Baby Crying & Sleep
Written by: Marsha Baker
How do parents go about establishing sleep routines with their baby? Parents get a lot of strong and conflicting advice, and yet each infant and family is unique. There is no research that shows one way of handling sleep is better than another as long as babies are sleeping in a safe space. We do know, however, that parenting styles affect sleep: Babies who are carried, held and fed continuously cry less as infants and wake more after 3 months, while babies who are more “routine based” care cry more as infants and wake less after 3 months. It’s a tradeoff.
In addition to parenting styles, babies can tell you a lot about what they need. Be kind to yourself. You and your baby need time to get to know each other.
- Observe your baby’s sleep cues. Common sleep cues are: change in activity level, yawning, fussing, staring, hand to mouth or face.

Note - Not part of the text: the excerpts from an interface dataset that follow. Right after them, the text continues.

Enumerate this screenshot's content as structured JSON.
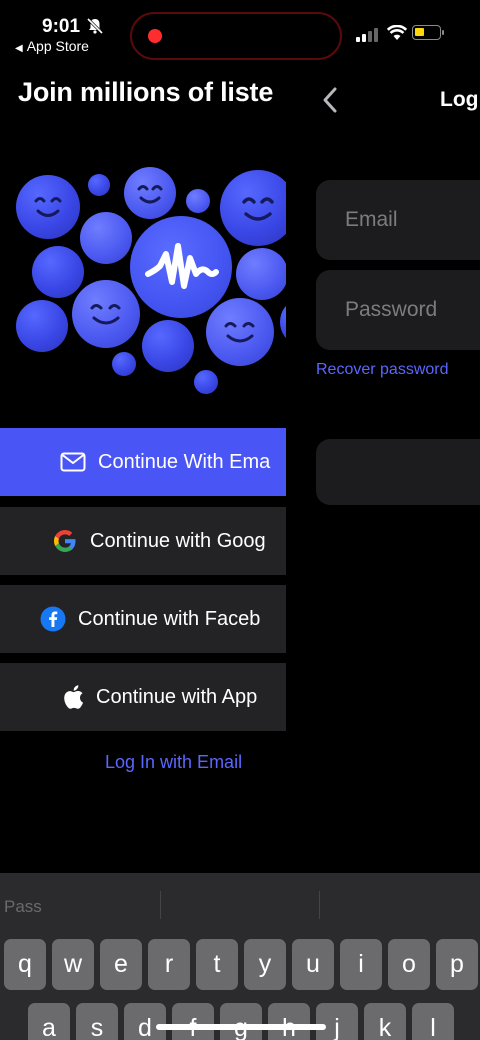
{
  "status_bar": {
    "time": "9:01",
    "back_app": "App Store",
    "icons": [
      "bell-slash-icon",
      "record-dot-icon",
      "cellular-signal-icon",
      "wifi-icon",
      "battery-icon"
    ],
    "record_color": "#ff2d2d",
    "battery_color": "#ffd60a"
  },
  "left": {
    "heading": "Join millions of liste",
    "buttons": [
      {
        "label": "Continue With Ema",
        "icon": "envelope-icon"
      },
      {
        "label": "Continue with Goog",
        "icon": "google-icon"
      },
      {
        "label": "Continue with Faceb",
        "icon": "facebook-icon"
      },
      {
        "label": "Continue with App",
        "icon": "apple-icon"
      }
    ],
    "login_link": "Log In with Email"
  },
  "right": {
    "title": "Log",
    "email_placeholder": "Email",
    "password_placeholder": "Password",
    "recover": "Recover password"
  },
  "keyboard": {
    "suggestion": "Pass",
    "row1": [
      "q",
      "w",
      "e",
      "r",
      "t",
      "y",
      "u",
      "i",
      "o",
      "p"
    ],
    "row2": [
      "a",
      "s",
      "d",
      "f",
      "g",
      "h",
      "j",
      "k",
      "l"
    ]
  },
  "colors": {
    "accent": "#4a55f5",
    "link": "#5b66ff",
    "button_bg": "#232325",
    "field_bg": "#1c1c1e"
  }
}
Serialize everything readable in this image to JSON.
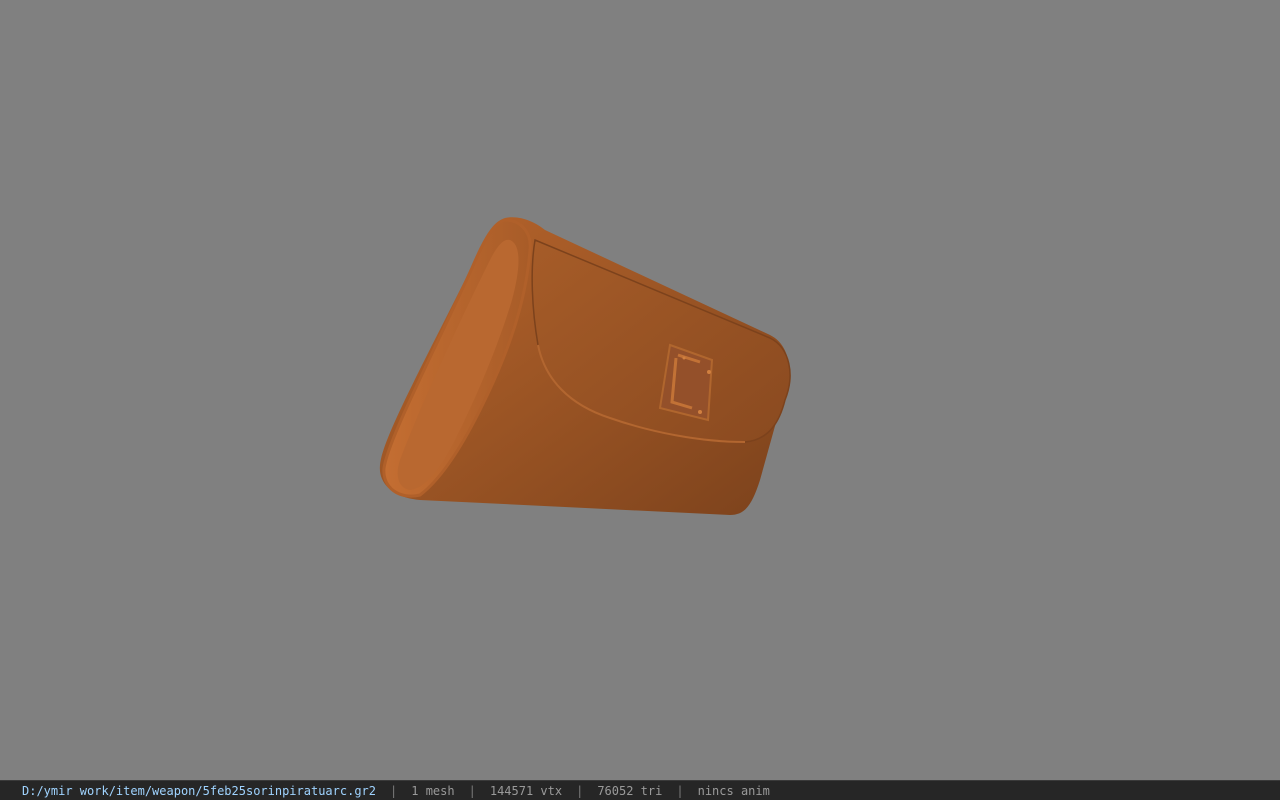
{
  "viewport": {
    "background_color": "#808080",
    "model_color": "#a55a28"
  },
  "statusbar": {
    "file_path": "D:/ymir work/item/weapon/5feb25sorinpiratuarc.gr2",
    "separator": "|",
    "mesh_count": "1 mesh",
    "vertex_count": "144571 vtx",
    "triangle_count": "76052 tri",
    "anim_status": "nincs anim"
  }
}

- Babies work really hard to take in all the stimulation in their world. They need frequent breaks. If a baby is struggling to go to sleep, maybe she has stayed awake too long.
- Four months is a good time to start sleep routines because babies recognize patterns.
- Sleep patterns change a lot as babies develop new skills.
- Allow your infant time to show you what he/she can do. Your baby may surprise you by putting himself to sleep with a little fussing.
- Be consistent; remember that learning anything takes time.